This version is the logo in ‘*.jpg’ format suitable for making a full size print.

This version is the logo in ‘*.pdf’ format suitable for printing at various dimensions.

This version is the logo in ‘*.png’ format suitable for making a magnetic logo for metallic surfaces, like a refrigerator in a vacation home.

This version is the logo in ‘*.jpg’ format suitable for making a magnetic logo for metallic surfaces, like a refrigerator in a vacation home.

Links to Groups Supporting ‘Beach Clean’

Make It Your Nature to Protect North Carolina’s COASTAL OUTDOOR SPACES

Plastics and the Ocean
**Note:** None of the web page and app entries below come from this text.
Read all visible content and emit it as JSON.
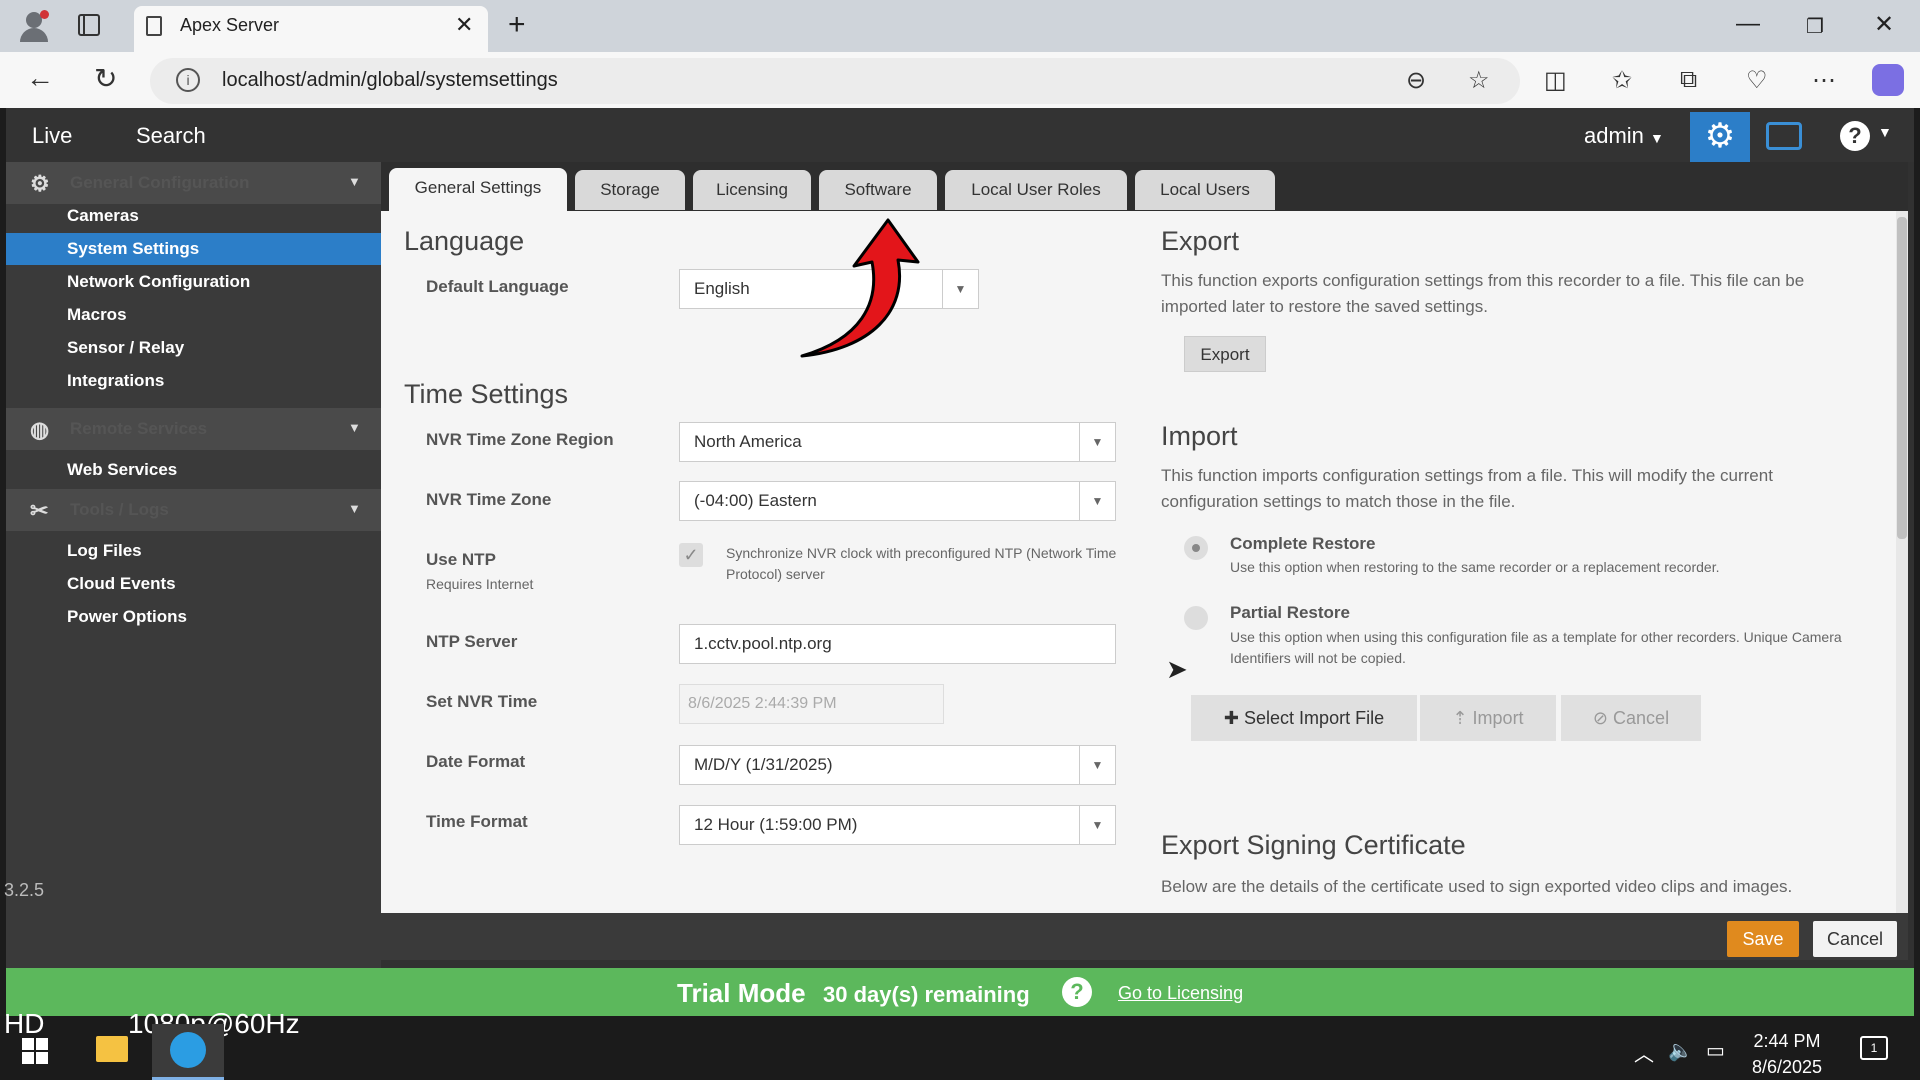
{
  "browser": {
    "tab_title": "Apex Server",
    "url": "localhost/admin/global/systemsettings"
  },
  "topnav": {
    "live": "Live",
    "search": "Search",
    "user": "admin"
  },
  "sidebar": {
    "sections": [
      {
        "label": "General Configuration",
        "icon": "gear-icon"
      },
      {
        "label": "Remote Services",
        "icon": "globe-icon"
      },
      {
        "label": "Tools / Logs",
        "icon": "tools-icon"
      }
    ],
    "items": {
      "cameras": "Cameras",
      "system_settings": "System Settings",
      "network": "Network Configuration",
      "macros": "Macros",
      "sensor": "Sensor / Relay",
      "integrations": "Integrations",
      "web_services": "Web Services",
      "log_files": "Log Files",
      "cloud_events": "Cloud Events",
      "power_options": "Power Options"
    },
    "version": "3.2.5"
  },
  "tabs": [
    "General Settings",
    "Storage",
    "Licensing",
    "Software",
    "Local User Roles",
    "Local Users"
  ],
  "language": {
    "heading": "Language",
    "default_language_label": "Default Language",
    "default_language_value": "English"
  },
  "time": {
    "heading": "Time Settings",
    "region_label": "NVR Time Zone Region",
    "region_value": "North America",
    "zone_label": "NVR Time Zone",
    "zone_value": "(-04:00) Eastern",
    "ntp_label": "Use NTP",
    "ntp_sub": "Requires Internet",
    "ntp_checkbox_text": "Synchronize NVR clock with preconfigured NTP (Network Time Protocol) server",
    "ntp_server_label": "NTP Server",
    "ntp_server_value": "1.cctv.pool.ntp.org",
    "set_time_label": "Set NVR Time",
    "set_time_value": "8/6/2025 2:44:39 PM",
    "date_format_label": "Date Format",
    "date_format_value": "M/D/Y (1/31/2025)",
    "time_format_label": "Time Format",
    "time_format_value": "12 Hour (1:59:00 PM)"
  },
  "export": {
    "heading": "Export",
    "description": "This function exports configuration settings from this recorder to a file. This file can be imported later to restore the saved settings.",
    "button": "Export"
  },
  "import": {
    "heading": "Import",
    "description": "This function imports configuration settings from a file. This will modify the current configuration settings to match those in the file.",
    "complete_label": "Complete Restore",
    "complete_desc": "Use this option when restoring to the same recorder or a replacement recorder.",
    "partial_label": "Partial Restore",
    "partial_desc": "Use this option when using this configuration file as a template for other recorders. Unique Camera Identifiers will not be copied.",
    "select_file": "Select Import File",
    "import_btn": "Import",
    "cancel_btn": "Cancel"
  },
  "cert": {
    "heading": "Export Signing Certificate",
    "description": "Below are the details of the certificate used to sign exported video clips and images."
  },
  "footer": {
    "save": "Save",
    "cancel": "Cancel"
  },
  "trial": {
    "title": "Trial Mode",
    "days": "30 day(s) remaining",
    "link": "Go to Licensing"
  },
  "taskbar": {
    "hd": "HD",
    "resolution": "1080p@60Hz",
    "time": "2:44 PM",
    "date": "8/6/2025",
    "notifications": "1"
  },
  "colors": {
    "accent": "#2c7ec8",
    "save": "#e08a1e",
    "trial": "#5cb85c",
    "annotation_arrow": "#e3151a"
  }
}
Plastic Pollution Affects Sea Life Throughout the Ocean

An article by Simon Reddy, Director, International Environment, the Pew Charitable Trusts in 2018 reports that 13 million metric tons of plastic end up floating in the ocean each year accounting for about 80% of marine debris. Read his article by clicking here

A sea turtle found in the Pacific Ocean had this debris in its stomach, according to The Ocean Cleanup, a foundation.
The Ocean Cleanup Foundation

NOAA A Guide to Plastic in the Ocean

Plastics are the most common form of marine debris. They can come from a variety of land and ocean-based sources; enter the water in many ways; and impact the ocean and Great Lakes. Once in the water, plastic debris never fully biodegrades. Yellow text in the above graphic shows sources of plastic that eventually end up in the ocean. Orange text shows ways that these plastics move into the ocean. Red text provides examples of the harmful impacts of this debris. | Infographic Text ” (Courtesy NOAA)

NOAA Marine Debris Program

Debris along the eastern shoreline of Eastern Island. This photo is a before shot from the 2016 marine debris removal mission. (Photo Credit: NOAA PIFSC Coral Reef Ecosystem Program).

Click here to read the factsheet

The World’s Plastic Pollution Crisis

“Much of the planet is swimming in discarded plastic, which is harming animal and possibly human health. Can it be cleaned up?” BY LAURA PARKER pub. JUNE 7, 2019. Read her article in the National Geographic magazine by clicking here (views limited)

Ocean Plastics Pollution

A Global Tragedy for Our Oceans and Sea Life

Photo courtesy Center for Biological Diversity

“Plastic accumulating in our oceans and on our beaches has become a global crisis. Billions of pounds of plastic can be found in swirling convergences that make up about 40 percent of the world’s ocean surfaces. At current rates plastic is expected to outweigh all the fish in the sea by 2050.” Read the story on the Biological Diversity web site

The Problem of Marine Plastic Pollution

Clean Water Action was founded in 1972 after the passage of the Clean Water Act. This is a broad based collation of citizens concerned about all aspects of clean drinking water. The Marine Plastic Pollution issue is one of many initiatives by the group. Click here to visit their website

Ocean Conservancy

The Problem with Plastics

It is amazing to realize that 8 million metric tons of plastic goes into the world’s ocean in a single year – and this figure is a 10-yr-old estimate!

Learn more about the Problem with Plastics

Image courtesy of the non-profit Ocean Conservancy